Beirut, Lebanon – The Lebanese energy ministry hiked petrol prices again on Friday – this time by almost 38 percent – as the country continues to dial back fuel subsidies to tackle crippling shortages.
According to an official document signed off by newly installed Energy Minister Walid Fayyad, the price of 20 litres of 95-octane and 98-octane gasoline increased to 174,300 ($11.24) and 180,000 ($11.64) Lebanese pounds respectively.
That is equivalent to just over a quarter of the country’s minimum wage.
Friday’s petrol price hike, one of the first moves by the new Lebanese government under Prime Minister Najib Mikati, is one of several in recent months to reduce a crippling shortage of gasoline and pave the way to fully lift subsidies.
Last month, authorities raised the price of 95-octane fuel by 66 percent.
Mikati has said that lifting fuel subsidies is a crucial step towards pulling the country out of an economic crisis that the World Bank has ranked among the world’s three worst over the past 150 years.
Lebanon must produce a credible economic reform blueprint in order to unlock billions of dollars in pledged international donor aid and jump-start talks with the International Monetary Fund for a desperately needed bailout.
On Friday, Finance Minister Youssef Khalil signed a contract with Alvarez & Marsal to conduct a forensic audit of the country’s central bank – also a key prerequisite for unlocking international aid.
Petrol prices and poverty
Lebanon’s economic crisis, which has pushed millions into poverty, worsened over the summer due to insufficient supplies of gasoline. Petrol stations opened for limited hours, and drivers would queue for hours at a time to partially top up their vehicles. Arguments between frustrated drivers sometimes turned into violent and armed confrontations.
But the pain at the pumps is expected to continue.
George Braks of the Petrol Station Owners’ Syndicate told Al Jazeera that Lebanon is heading towards lifting all fuel subsidies by the end of the month.

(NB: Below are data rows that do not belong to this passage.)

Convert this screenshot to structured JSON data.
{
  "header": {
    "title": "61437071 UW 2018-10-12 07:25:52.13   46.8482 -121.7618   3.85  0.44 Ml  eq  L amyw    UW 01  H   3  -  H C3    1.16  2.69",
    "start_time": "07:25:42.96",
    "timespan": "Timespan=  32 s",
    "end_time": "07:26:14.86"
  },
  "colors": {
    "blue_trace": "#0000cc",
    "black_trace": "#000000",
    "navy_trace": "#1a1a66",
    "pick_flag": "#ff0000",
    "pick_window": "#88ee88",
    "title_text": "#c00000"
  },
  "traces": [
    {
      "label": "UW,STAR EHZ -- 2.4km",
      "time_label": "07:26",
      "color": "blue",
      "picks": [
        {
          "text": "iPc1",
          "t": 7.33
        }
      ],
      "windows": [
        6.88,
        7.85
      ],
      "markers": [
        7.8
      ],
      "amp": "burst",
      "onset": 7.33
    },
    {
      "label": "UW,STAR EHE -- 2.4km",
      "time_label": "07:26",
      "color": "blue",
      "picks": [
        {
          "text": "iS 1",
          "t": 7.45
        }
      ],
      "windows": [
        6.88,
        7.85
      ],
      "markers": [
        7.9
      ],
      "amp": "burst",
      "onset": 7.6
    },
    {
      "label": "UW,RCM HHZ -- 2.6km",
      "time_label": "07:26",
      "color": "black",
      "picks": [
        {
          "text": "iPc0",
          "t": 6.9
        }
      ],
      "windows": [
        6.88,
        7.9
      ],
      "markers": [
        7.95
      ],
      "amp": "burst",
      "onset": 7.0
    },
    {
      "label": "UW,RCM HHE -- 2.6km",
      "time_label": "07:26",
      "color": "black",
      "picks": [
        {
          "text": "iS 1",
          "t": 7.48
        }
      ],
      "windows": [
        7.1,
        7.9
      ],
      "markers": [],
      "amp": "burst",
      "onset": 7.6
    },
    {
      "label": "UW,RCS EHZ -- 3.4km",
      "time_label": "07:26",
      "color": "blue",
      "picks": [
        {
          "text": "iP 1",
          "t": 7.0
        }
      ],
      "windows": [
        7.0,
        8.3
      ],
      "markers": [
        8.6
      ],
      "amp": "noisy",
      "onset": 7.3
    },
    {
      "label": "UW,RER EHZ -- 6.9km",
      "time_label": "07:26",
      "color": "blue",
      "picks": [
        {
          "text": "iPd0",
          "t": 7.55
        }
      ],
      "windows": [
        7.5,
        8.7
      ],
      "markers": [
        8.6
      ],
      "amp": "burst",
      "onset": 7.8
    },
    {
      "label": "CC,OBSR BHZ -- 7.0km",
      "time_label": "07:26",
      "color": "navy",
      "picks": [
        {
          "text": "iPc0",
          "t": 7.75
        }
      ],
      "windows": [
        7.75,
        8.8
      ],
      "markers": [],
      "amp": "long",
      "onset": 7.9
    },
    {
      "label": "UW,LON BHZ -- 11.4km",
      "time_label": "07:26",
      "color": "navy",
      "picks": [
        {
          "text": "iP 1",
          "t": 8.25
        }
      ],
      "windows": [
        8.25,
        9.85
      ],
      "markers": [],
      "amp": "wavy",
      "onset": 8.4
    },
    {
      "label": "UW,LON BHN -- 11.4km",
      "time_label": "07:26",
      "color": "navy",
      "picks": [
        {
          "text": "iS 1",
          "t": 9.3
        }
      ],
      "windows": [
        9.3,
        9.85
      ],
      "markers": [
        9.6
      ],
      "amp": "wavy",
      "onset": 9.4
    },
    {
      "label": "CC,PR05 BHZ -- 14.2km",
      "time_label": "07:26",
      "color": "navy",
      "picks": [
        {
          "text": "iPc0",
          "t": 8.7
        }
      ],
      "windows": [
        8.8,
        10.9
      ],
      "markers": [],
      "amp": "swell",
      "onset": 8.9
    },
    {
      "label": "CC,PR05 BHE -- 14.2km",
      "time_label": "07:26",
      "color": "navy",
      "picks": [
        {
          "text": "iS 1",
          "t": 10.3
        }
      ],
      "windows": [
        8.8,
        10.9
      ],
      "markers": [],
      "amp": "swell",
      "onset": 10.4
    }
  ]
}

“Hopefully, we will not be moving from one problem to a new one with whatever new pricing mechanism is adopted,” Braks told Al Jazeera.
He added that he hopes Lebanon’s central bank and energy officials implement a pricing mechanism that makes petrol affordable for drivers and will not harm gas station owners.
“If they decide to price the dollar at the market rate, then this is something we would welcome, because we would continue with the Lebanese pound and not struggle to find US dollars.”
Fuel subsidies had allowed importers and distributors to sell fuel at an officially pegged rate of 1,500 Lebanese pounds to the US dollar. But as the value of the pound plummeted by roughly 90 percent, the pegged rate was replaced by an informal rate in the wider market. Economists and analysts say keeping the subsidies ultimately incentivised smuggling, notably into Syria, to sell at a profit.
The central bank announced in June that it would stop spending roughly $3bn annually on diesel fuel and gasoline subsidies, as it continues to dip into its dwindling foreign currency reserves – which are currently just shy of $13bn. The announcement sent tremors through the economy and encouraged distributors to hoard their stocks to sell at higher rates later. So far, diesel fuel subsidies have officially been lifted, as power cuts plague homes, hospitals and businesses.
Laury Haytayan, a gas and oil policy expert and general coordinator of opposition party Taqaddom, is concerned about how global oil prices could affect the country when subsidies are lifted, especially as living conditions continue to worsen.
“All I can say is that they are removing the subsidies now, then all we need to do is sit and pray that the global oil prices don’t go up … so it doesn’t become a burden on us,” Haytayan told Al Jazeera.
Iran-backed Hezbollah delivered the first shipment of diesel fuel from Tehran on Thursday, to be donated to some institutions and sold to others at a discounted price in the local currency. It was one of four vessels of fuel expected to dock in Syria and be delivered to Lebanon. Hezbollah Secretary-General Hassan Nasrallah said on Monday that the third vessel, expected to arrive sometime next month, would contain gasoline.
Haytayan fears that if gasoline is priced in dollars after subsidies are lifted, there would be greater demand for the gasoline distributed by Hezbollah and its web of institutions.
“I don’t know how the government would take care of that – having one product in Lebanese pounds and the other in dollars, one is smuggled the other is legitimate,” said Haytayan. “Maybe next we’ll see a monopoly in the Iranian product … because it’s priced in Lebanese pounds and discounted as we understood from Nasrallah, and the others are in the market price.”